Despite all of this, I think that Gray’s film works in the way it portrays the central character relationships and on a performance level. I like how Joseph and Bobby are presented as diametric opposites in terms of lifestyles and how their hostility to one another often dissolves into envy. Bobby wishes he had the love and respect that Joseph has from their father and Joseph, in subtle ways, seems to envy the freedom and independence that Bobby has as a club owner. The moral barometer and mediator between the two troubled boys is Burt, and Duvall is able to infuse in this character a sort of low-key power and authoritative influence over Joseph and Bobby. Wahlberg is good here riffing on yet another cop character and has started to regain some level of respect playing supporting roles in dramas, but Phoenix owns most of WE OWN THE NIGHT and has the most difficult part of anyone. He is a flawed persona that is egotistic and selfish, but when it comes down to it, he rediscovers what it means to be loyal.

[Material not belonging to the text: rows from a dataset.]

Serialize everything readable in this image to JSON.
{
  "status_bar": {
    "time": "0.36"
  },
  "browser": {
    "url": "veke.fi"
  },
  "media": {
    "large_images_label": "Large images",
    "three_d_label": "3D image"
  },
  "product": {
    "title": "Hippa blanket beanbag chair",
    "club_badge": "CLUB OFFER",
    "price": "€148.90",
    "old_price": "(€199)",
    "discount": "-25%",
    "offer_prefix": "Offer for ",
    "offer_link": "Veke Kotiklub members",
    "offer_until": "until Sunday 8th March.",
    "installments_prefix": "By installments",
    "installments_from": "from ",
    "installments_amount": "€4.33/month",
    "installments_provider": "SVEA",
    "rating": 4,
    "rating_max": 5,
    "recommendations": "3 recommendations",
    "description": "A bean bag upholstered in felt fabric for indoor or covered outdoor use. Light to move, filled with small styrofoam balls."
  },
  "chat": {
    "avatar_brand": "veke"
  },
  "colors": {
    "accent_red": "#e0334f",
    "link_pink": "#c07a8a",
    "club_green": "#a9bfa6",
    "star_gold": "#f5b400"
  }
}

James Gray has made better films (like THE YARDS, also starring Phoenix and Wahlberg, not to mention LITTLE ODESSA, which also dealt with dysfunctional family relationships) and there is a lot of WE ARE THE NIGHT that does not hold together well (besides what was previously mentioned, the last few minutes seem like a bad alternate ending that deserves a place on the DVD extra features, not as part of the movie). However, I enjoyed enough of the film because of its strong performances and the way the story creates a real interesting love-hate triangle between a father and his two sons. On a character level, the film is rich and textured, not to mention that Gray gives a real sense of dread and impending tension to many scenes, particularly in the film’s central action scene involving a high speed chase. The film overcomes its rigidly conventional elements are establishes itself as a competent and involving tale of family values, duty, and honor.